Of the 53 CASPR2-IgG+ patients (titer ≥ 1:10), 20 had seizures (38%). All seizure patients were male, with median onset age of 68 years. Eighteen (90%) had seizures at initial presentation. One patient was found to have malignancy (colon adenocarcinoma). Two patients had coexisting LGI1-IgG. Twelve patients had archived sera, which on titration had CASPR2-IgG titers ≥ 1:100. Fifteen patients (75%) met criteria for autoimmune encephalitis. Patients most commonly presented with focal onset, nonmotor seizures with impaired awareness (n = 14, 70%). Eleven patients also had focal motor and/or sensory seizures as one of the seizure semiologies. The majority of patients (n = 11, 55%) developed generalized tonic–clonic seizures during their disease course. Seizure clusters occurred in 12 patients. In addition to seizures, patients developed cognitive disturbance (n = 16, 80%), episodic emotional lability (n = 13, 65%), paroxysmal dizziness (n = 9, 45%), episodic ataxia (n = 6, 30%), and chronic ataxia (n = 9, 45%). Only three patients (15%) had coexisting peripheral nervous system involvement. Frontotemporal or temporal ictal and/or interictal electroencephalographic abnormalities were present among nine patients, and three had multifocal epileptiform abnormalities. Eight patients (40%) had medial temporal T2/fluid-attenuated inversion recovery hyperintensity on brain magnetic resonance imaging. Elevated cerebrospinal fluid protein and/or lymphocytic pleocytosis was present in most cases (13/14, 93%). Thirteen patients reached seizure freedom following initiation of antiseizure medication (ASM; n = 4) or a combination of immunotherapy and ASM (n = 9). Median duration of follow-up was 25 months (range = 2–136 months).

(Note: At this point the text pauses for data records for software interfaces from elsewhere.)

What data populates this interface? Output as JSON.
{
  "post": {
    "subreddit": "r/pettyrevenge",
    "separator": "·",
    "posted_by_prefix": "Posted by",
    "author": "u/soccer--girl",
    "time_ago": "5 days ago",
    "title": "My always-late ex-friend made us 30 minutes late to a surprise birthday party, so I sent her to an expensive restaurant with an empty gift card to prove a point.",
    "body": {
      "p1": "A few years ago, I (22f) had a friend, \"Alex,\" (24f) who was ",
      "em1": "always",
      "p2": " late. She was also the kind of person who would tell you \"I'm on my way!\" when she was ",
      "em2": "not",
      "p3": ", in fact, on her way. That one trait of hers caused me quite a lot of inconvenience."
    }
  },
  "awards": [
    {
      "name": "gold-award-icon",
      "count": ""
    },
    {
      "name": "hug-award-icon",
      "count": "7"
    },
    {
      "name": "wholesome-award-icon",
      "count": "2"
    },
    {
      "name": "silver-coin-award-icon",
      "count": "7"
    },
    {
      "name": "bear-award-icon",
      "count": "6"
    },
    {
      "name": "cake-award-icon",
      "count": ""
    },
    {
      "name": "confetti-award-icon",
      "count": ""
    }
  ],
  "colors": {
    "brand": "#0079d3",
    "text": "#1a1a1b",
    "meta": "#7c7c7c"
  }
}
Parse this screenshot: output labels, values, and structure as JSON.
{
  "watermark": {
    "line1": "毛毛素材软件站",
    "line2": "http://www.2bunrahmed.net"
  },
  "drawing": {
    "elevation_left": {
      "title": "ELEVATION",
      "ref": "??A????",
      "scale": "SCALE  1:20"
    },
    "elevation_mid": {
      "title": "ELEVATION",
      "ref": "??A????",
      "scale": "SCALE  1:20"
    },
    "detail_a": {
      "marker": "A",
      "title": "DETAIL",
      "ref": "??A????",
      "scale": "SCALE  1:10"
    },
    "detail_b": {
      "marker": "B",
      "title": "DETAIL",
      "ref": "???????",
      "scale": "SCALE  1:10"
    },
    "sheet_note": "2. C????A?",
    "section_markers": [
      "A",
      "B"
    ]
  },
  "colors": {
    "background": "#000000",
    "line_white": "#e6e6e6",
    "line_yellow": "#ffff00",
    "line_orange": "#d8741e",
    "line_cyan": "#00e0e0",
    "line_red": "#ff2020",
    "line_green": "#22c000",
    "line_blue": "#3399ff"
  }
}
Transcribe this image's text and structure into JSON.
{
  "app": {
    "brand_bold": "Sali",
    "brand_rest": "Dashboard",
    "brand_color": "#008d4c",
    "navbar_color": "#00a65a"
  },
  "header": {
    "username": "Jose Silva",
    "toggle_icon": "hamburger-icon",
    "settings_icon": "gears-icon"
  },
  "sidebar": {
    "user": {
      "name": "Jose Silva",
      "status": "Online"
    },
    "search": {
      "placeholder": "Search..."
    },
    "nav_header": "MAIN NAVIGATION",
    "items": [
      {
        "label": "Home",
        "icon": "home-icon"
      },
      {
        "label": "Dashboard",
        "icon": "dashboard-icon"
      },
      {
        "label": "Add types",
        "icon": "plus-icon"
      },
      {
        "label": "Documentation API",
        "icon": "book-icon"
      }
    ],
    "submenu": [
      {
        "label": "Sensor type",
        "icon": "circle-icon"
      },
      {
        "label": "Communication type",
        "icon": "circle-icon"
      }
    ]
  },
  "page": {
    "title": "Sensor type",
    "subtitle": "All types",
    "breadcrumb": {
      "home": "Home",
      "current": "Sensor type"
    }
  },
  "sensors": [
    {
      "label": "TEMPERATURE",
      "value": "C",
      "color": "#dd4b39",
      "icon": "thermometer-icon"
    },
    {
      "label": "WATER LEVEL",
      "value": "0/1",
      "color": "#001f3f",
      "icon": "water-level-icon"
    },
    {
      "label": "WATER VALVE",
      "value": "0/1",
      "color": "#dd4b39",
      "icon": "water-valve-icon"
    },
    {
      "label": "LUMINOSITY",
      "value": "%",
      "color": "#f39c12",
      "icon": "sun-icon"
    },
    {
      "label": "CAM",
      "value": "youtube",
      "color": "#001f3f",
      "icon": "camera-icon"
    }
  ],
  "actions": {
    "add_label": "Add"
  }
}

CASPR2-IgG evaluation should be considered among older male patients with new onset focal seizures and impaired awareness often occurring in clusters with/without features of encephalitis. Coexisting neurological manifestations, including episodic emotional lability, ataxia, and paroxysmal dizziness, also aid in the diagnosis.